How To Market Yourself to Employers | Disabled Person

The above picture is of a keyboard with a red key saying "Sell Yourself".

How To Market Yourself to Employers: Tips for People with Disability

Having a disability can make a number of tasks daunting, and it may often feel as if you're alone.

That's not true, though. 61 million adults in the US live with a disability, and most of them have happy and successful lives.

To achieve this though, you'll likely need to become confident in gaining employment — and figuring out how to market yourself can seem like a momentous task, when the same things that work for other people may not work for you.

Here are some tips on how to successfully market yourself.

Concentrate on Marketable Skills

When initially filling out your application or typing up your resume to send off, one of the best general resume tips is to concentrate on marketable skills. This is true whether you're a person with a disability or not.

You might feel that your disability hinders you in certain ways, but it's important not to focus on that — inwardly or outwardly! Instead, concentrate on the things you can do and the skills you have.

Some of them you might even have because of your disability, finding different ways to navigate certain things.

All through the application process — from the application itself to the interview — you might be tempted to be down on yourself and point out things that you have trouble with. Unless specifically asked about your weaknesses (and even then, prepare a tactful answer), you don't have to do this.

Remember, you should be your biggest cheerleader throughout the application process. Beware of self-sabotage. 

Show Examples

While you'll want to concentrate on getting across your skills, any potential employer is going to gain confidence in you if you can tell them about examples.

For example, you may be incredibly punctual, and while telling them this is helpful, it's even better to point out that you have a perfect track record of this at previous jobs.

If you're great at stepping up as a leader, tell them about it when they ask. Tell them about a time you did. If you're better at problem-solving on your own, tell them about a time you came up with a great solution.

Although these questions won't come up until the interview stage, you should think about them when you're filling out your application. Come up with a real, tangible example for every skill you write on your resume or application form and you'll have them ready to go when it's time to delve into them. 

Discuss What's Necessary

Educating yourself on Disability Disclosure is vital. The essence of this is that you don't have to discuss a disability that doesn't affect you doing your job in any way. 

Consider this when deciding how much you're going to tell your employer. If your disability is visible, you might want to make a brief mention of it and then move on. If it's not visible at all, you may choose not to mention it.

Ultimately, you'll have to make some judgment when it comes to how much you say. Still, it's good to have an idea beforehand of how much is actually necessary.

Know Your Rights

When it comes to an interview, knowing your rights can very much help you as a disabled person. There are many questions that are illegal for an employer to ask, and many do so anyway in an interview.

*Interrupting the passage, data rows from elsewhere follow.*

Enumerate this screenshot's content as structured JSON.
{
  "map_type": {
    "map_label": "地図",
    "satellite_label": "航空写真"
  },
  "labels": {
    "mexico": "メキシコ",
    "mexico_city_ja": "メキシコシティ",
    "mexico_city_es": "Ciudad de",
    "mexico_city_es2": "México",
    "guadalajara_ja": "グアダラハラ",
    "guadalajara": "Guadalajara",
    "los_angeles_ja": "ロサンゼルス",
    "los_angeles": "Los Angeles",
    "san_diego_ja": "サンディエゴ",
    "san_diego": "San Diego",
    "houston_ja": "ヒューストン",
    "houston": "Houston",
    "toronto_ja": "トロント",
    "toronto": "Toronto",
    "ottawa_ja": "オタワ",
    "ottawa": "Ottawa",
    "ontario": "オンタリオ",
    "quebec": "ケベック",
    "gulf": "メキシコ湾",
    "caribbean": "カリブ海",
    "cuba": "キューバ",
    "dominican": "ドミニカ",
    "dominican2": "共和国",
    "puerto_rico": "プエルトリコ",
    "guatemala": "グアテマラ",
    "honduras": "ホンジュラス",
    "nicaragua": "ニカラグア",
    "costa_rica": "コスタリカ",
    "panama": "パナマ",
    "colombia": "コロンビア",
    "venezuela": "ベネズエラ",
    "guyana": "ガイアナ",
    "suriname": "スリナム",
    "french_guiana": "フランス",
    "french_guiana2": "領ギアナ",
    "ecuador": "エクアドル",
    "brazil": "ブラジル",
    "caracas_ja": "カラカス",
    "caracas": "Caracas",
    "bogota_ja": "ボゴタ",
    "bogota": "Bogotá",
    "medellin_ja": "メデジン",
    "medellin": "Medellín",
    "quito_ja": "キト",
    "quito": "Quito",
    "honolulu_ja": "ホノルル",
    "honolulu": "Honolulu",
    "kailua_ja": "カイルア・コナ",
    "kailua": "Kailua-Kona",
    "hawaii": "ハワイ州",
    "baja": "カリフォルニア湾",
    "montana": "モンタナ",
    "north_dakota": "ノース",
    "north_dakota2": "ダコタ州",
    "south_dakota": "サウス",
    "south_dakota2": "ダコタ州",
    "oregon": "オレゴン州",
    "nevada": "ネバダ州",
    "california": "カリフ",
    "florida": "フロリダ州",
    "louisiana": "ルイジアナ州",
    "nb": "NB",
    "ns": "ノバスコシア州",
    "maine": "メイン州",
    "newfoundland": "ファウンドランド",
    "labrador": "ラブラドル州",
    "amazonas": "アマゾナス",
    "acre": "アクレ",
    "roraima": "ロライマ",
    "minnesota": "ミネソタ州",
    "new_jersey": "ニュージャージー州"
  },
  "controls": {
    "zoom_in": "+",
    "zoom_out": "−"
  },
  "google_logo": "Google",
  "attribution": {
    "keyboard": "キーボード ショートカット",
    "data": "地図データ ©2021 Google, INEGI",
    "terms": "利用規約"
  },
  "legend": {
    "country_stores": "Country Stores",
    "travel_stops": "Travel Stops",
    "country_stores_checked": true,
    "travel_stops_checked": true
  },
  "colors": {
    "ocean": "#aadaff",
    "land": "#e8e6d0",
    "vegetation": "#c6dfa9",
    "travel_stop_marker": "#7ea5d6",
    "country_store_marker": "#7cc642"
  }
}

This can be due to ignorance of the law, or it could be because they're letting their own curiosity overrule their good judgment.

You're allowed to give them a straight answer if this happens. Simply firmly say that your disability doesn't affect your ability to do the job, and leave it at that. Keep saying this if they keep asking — they're in the wrong, not you!

Address Gaps

If you have gaps in your work history, it can be wise to address them. Even if they were due to a decline in health due to your disability, that's okay!

Employers may ask about them and they may not, but you can address them before you even get to the interview process. If you're submitting a cover letter with your resume (as it's always a good idea to do!), use this as a place to get some reasons out.

This gives you an even better chance of actually getting to the interview stage. 

Be Confident

93% of people experience anxiety at their job interviews throughout the application process. It's a very natural thing to go through.

However, you should do your best not to let this anxiety overwhelm you. Practicing confidence is a huge help.

An air of confidence will demonstrate that you think you're a good fit for the job and are certain of your ability to do it well. Answer questions as firmly as possible and do your best not to be self-deprecating or point out any of your own perceived flaws.

If you do want to disclose your disability, you should also do it with the same attitude. Confidence can truly make all the difference to the entire application process. Even minding your tone in your cover letter will help. 

Now You Have Some Tips To Market Yourself

If you aren't sure how to market yourself throughout a job application process, you aren't the only one. Many people find this difficult and when you're navigating the challenges of your disability, this can seem even more daunting.

The key is to be aware of the laws, know yourself and your disability, and concentrate on what you can do — not on what you can't.  

For a great disability job board that can really help you in your search, check out our listings today and find your perfect opportunity.